The strength of the interplanetary magnetic field is given a value called Bt and is measured in nanoTesla (nT). The north-south direction of the interplanetary magnetic field (Bz) plays an important role in the formation of Northern Lights. When the north-south direction of IMF flips south, the magnetic field lines connect to the earth’s magnetosphere which faces north. A rift opens that allows the solar wind to pour into our magnetosphere. Bz becomes negative, for example –10nT, which is a good sign that auroras will start to appear.
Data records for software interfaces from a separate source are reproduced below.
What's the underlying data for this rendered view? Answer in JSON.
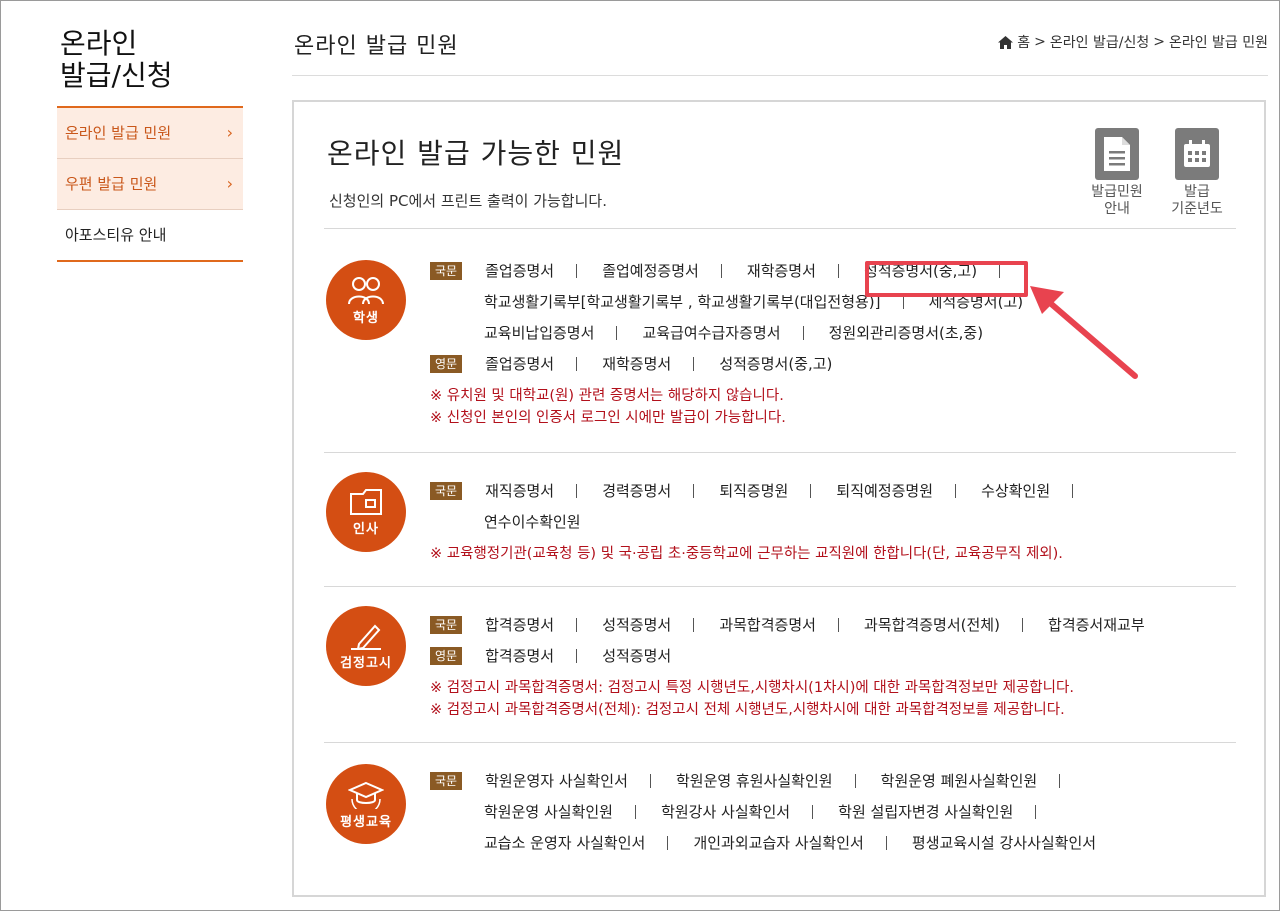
{
  "sidebar": {
    "title_line1": "온라인",
    "title_line2": "발급/신청",
    "items": [
      {
        "label": "온라인 발급 민원",
        "chevron": "›"
      },
      {
        "label": "우편 발급 민원",
        "chevron": "›"
      },
      {
        "label": "아포스티유 안내"
      }
    ]
  },
  "header": {
    "title": "온라인 발급 민원",
    "breadcrumb": [
      "홈",
      "온라인 발급/신청",
      "온라인 발급 민원"
    ],
    "breadcrumb_sep": ">"
  },
  "main": {
    "title": "온라인 발급 가능한 민원",
    "subtitle": "신청인의 PC에서 프린트 출력이 가능합니다.",
    "tools": [
      {
        "line1": "발급민원",
        "line2": "안내",
        "icon": "document-icon"
      },
      {
        "line1": "발급",
        "line2": "기준년도",
        "icon": "calendar-icon"
      }
    ]
  },
  "sections": [
    {
      "icon_label": "학생",
      "icon": "students-icon",
      "groups": [
        {
          "badge": "국문",
          "lines": [
            [
              "졸업증명서",
              "졸업예정증명서",
              "재학증명서",
              "성적증명서(중,고)"
            ],
            [
              "학교생활기록부[학교생활기록부 , 학교생활기록부(대입전형용)]",
              "제적증명서(고)"
            ],
            [
              "교육비납입증명서",
              "교육급여수급자증명서",
              "정원외관리증명서(초,중)"
            ]
          ]
        },
        {
          "badge": "영문",
          "lines": [
            [
              "졸업증명서",
              "재학증명서",
              "성적증명서(중,고)"
            ]
          ]
        }
      ],
      "notes": [
        "※ 유치원 및 대학교(원) 관련 증명서는 해당하지 않습니다.",
        "※ 신청인 본인의 인증서 로그인 시에만 발급이 가능합니다."
      ]
    },
    {
      "icon_label": "인사",
      "icon": "folder-icon",
      "groups": [
        {
          "badge": "국문",
          "lines": [
            [
              "재직증명서",
              "경력증명서",
              "퇴직증명원",
              "퇴직예정증명원",
              "수상확인원"
            ],
            [
              "연수이수확인원"
            ]
          ]
        }
      ],
      "notes": [
        "※ 교육행정기관(교육청 등) 및 국·공립 초·중등학교에 근무하는 교직원에 한합니다(단, 교육공무직 제외)."
      ]
    },
    {
      "icon_label": "검정고시",
      "icon": "pencil-icon",
      "groups": [
        {
          "badge": "국문",
          "lines": [
            [
              "합격증명서",
              "성적증명서",
              "과목합격증명서",
              "과목합격증명서(전체)",
              "합격증서재교부"
            ]
          ]
        },
        {
          "badge": "영문",
          "lines": [
            [
              "합격증명서",
              "성적증명서"
            ]
          ]
        }
      ],
      "notes": [
        "※ 검정고시 과목합격증명서: 검정고시 특정 시행년도,시행차시(1차시)에 대한 과목합격정보만 제공합니다.",
        "※ 검정고시 과목합격증명서(전체): 검정고시 전체 시행년도,시행차시에 대한 과목합격정보를 제공합니다."
      ]
    },
    {
      "icon_label": "평생교육",
      "icon": "graduation-cap-icon",
      "groups": [
        {
          "badge": "국문",
          "lines": [
            [
              "학원운영자 사실확인서",
              "학원운영 휴원사실확인원",
              "학원운영 폐원사실확인원"
            ],
            [
              "학원운영 사실확인원",
              "학원강사 사실확인서",
              "학원 설립자변경 사실확인원"
            ],
            [
              "교습소 운영자 사실확인서",
              "개인과외교습자 사실확인서",
              "평생교육시설 강사사실확인서"
            ]
          ]
        }
      ],
      "notes": []
    }
  ],
  "colors": {
    "accent": "#e0691c",
    "icon_bg": "#d44e13",
    "badge_bg": "#8a5a24",
    "note_text": "#b2101b",
    "highlight": "#e8434f"
  }
}
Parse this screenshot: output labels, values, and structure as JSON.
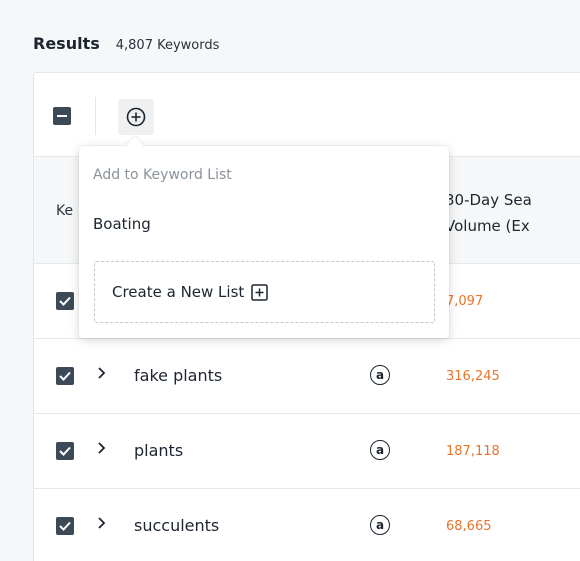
{
  "header": {
    "title": "Results",
    "count": "4,807 Keywords"
  },
  "table": {
    "columns": {
      "keyword": "Ke",
      "volume_line1": "30-Day Sea",
      "volume_line2": "Volume (Ex"
    },
    "rows": [
      {
        "keyword": "",
        "volume": "7,097",
        "checked": true
      },
      {
        "keyword": "fake plants",
        "volume": "316,245",
        "checked": true
      },
      {
        "keyword": "plants",
        "volume": "187,118",
        "checked": true
      },
      {
        "keyword": "succulents",
        "volume": "68,665",
        "checked": true
      }
    ],
    "amazon_icon_glyph": "a"
  },
  "dropdown": {
    "header": "Add to Keyword List",
    "items": [
      "Boating"
    ],
    "create_label": "Create a New List"
  },
  "colors": {
    "volume": "#e8742b",
    "checkbox": "#3c4a57"
  }
}
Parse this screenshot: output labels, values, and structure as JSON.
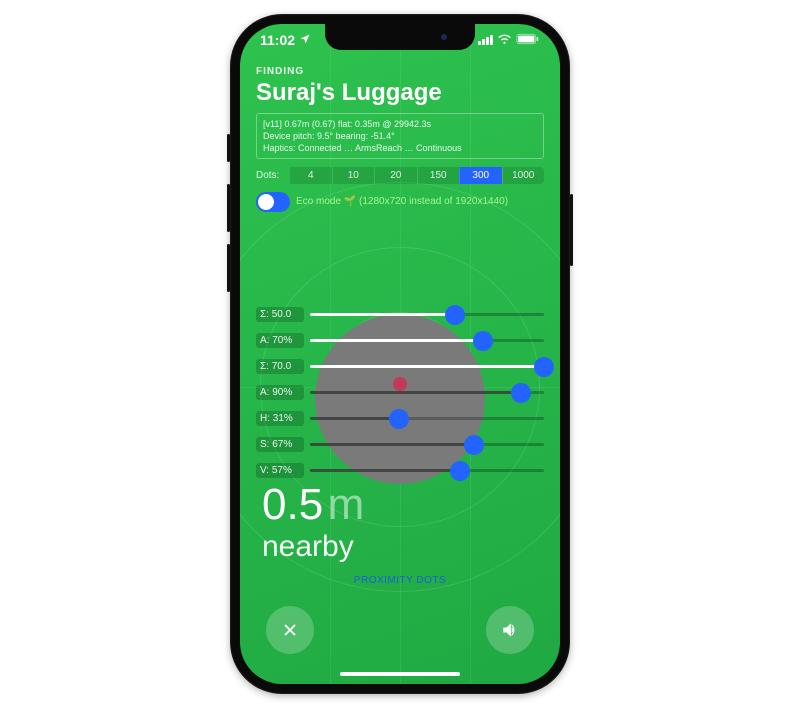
{
  "status": {
    "time": "11:02",
    "location_icon": "◤",
    "signal": 4,
    "wifi": "on",
    "battery": "full"
  },
  "header": {
    "finding_label": "FINDING",
    "device_name": "Suraj's Luggage"
  },
  "debug": {
    "line1": "[v11] 0.67m (0.67) flat: 0.35m @ 29942.3s",
    "line2": "Device pitch: 9.5° bearing: -51.4°",
    "line3": "Haptics: Connected … ArmsReach … Continuous"
  },
  "segments": {
    "label": "Dots:",
    "options": [
      "4",
      "10",
      "20",
      "150",
      "300",
      "1000"
    ],
    "selected": "300"
  },
  "eco": {
    "label": "Eco mode 🌱  (1280x720 instead of 1920x1440)",
    "on": true
  },
  "sliders": [
    {
      "label": "Σ: 50.0",
      "pct": 62,
      "style": "white"
    },
    {
      "label": "A: 70%",
      "pct": 74,
      "style": "white"
    },
    {
      "label": "Σ: 70.0",
      "pct": 100,
      "style": "white"
    },
    {
      "label": "A: 90%",
      "pct": 90,
      "style": "dark"
    },
    {
      "label": "H: 31%",
      "pct": 38,
      "style": "dark"
    },
    {
      "label": "S: 67%",
      "pct": 70,
      "style": "dark"
    },
    {
      "label": "V: 57%",
      "pct": 64,
      "style": "dark"
    }
  ],
  "distance": {
    "value": "0.5",
    "unit": "m",
    "label": "nearby"
  },
  "proximity_label": "PROXIMITY DOTS",
  "buttons": {
    "close": "✕",
    "sound": "🔊"
  }
}
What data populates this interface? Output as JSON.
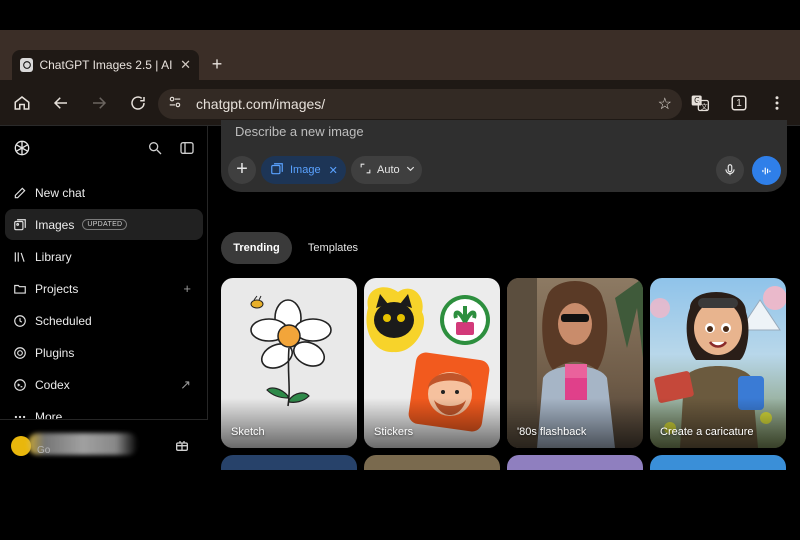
{
  "browser": {
    "tab_title": "ChatGPT Images 2.5 | AI Im",
    "tab_close": "✕",
    "new_tab": "+",
    "url": "chatgpt.com/images/",
    "tab_count": "1"
  },
  "sidebar": {
    "items": [
      {
        "label": "New chat",
        "icon": "edit-icon"
      },
      {
        "label": "Images",
        "icon": "images-icon",
        "badge": "UPDATED"
      },
      {
        "label": "Library",
        "icon": "library-icon"
      },
      {
        "label": "Projects",
        "icon": "folder-icon",
        "trailing": "+"
      },
      {
        "label": "Scheduled",
        "icon": "clock-icon"
      },
      {
        "label": "Plugins",
        "icon": "plugin-icon"
      },
      {
        "label": "Codex",
        "icon": "codex-icon",
        "trailing": "↗"
      },
      {
        "label": "More",
        "icon": "dots-icon"
      }
    ],
    "user_sub": "Go"
  },
  "composer": {
    "placeholder": "Describe a new image",
    "chip_image": "Image",
    "chip_auto": "Auto"
  },
  "tabs": {
    "trending": "Trending",
    "templates": "Templates"
  },
  "cards": [
    {
      "label": "Sketch"
    },
    {
      "label": "Stickers"
    },
    {
      "label": "'80s flashback"
    },
    {
      "label": "Create a caricature"
    }
  ],
  "colors": {
    "accent": "#2f7fe9",
    "image_chip": "#1d3556",
    "tabstrip": "#3b2e27"
  }
}
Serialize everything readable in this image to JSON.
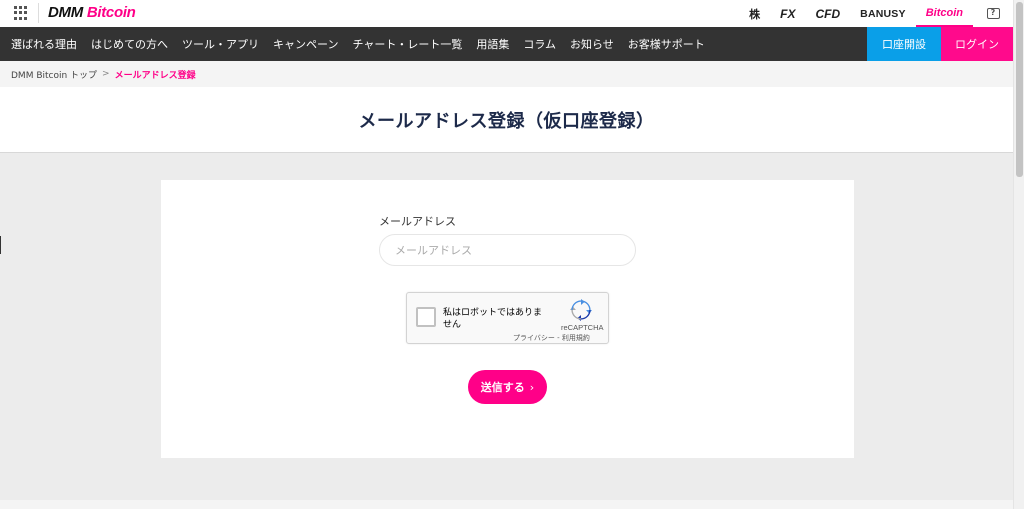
{
  "header": {
    "logo_dmm": "DMM",
    "logo_bitcoin": "Bitcoin",
    "brands": [
      "株",
      "FX",
      "CFD",
      "BANUSY",
      "Bitcoin"
    ],
    "help_glyph": "?"
  },
  "nav": {
    "items": [
      "選ばれる理由",
      "はじめての方へ",
      "ツール・アプリ",
      "キャンペーン",
      "チャート・レート一覧",
      "用語集",
      "コラム",
      "お知らせ",
      "お客様サポート"
    ],
    "open_account": "口座開設",
    "login": "ログイン"
  },
  "breadcrumb": {
    "home": "DMM Bitcoin トップ",
    "separator": ">",
    "current": "メールアドレス登録"
  },
  "page": {
    "title": "メールアドレス登録（仮口座登録）"
  },
  "form": {
    "email_label": "メールアドレス",
    "email_placeholder": "メールアドレス",
    "email_value": "",
    "recaptcha_label": "私はロボットではありません",
    "recaptcha_brand": "reCAPTCHA",
    "recaptcha_terms": "プライバシー - 利用規約",
    "submit_label": "送信する",
    "submit_chevron": "›"
  },
  "colors": {
    "accent": "#ff0088",
    "open_account_bg": "#0a9fe8",
    "nav_bg": "#333333",
    "title": "#1d2a4a"
  }
}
So, when you are out chasing the northern lights, watch the orientation of the IMF closely. When it flips south, odds are that northern lights are visible overhead.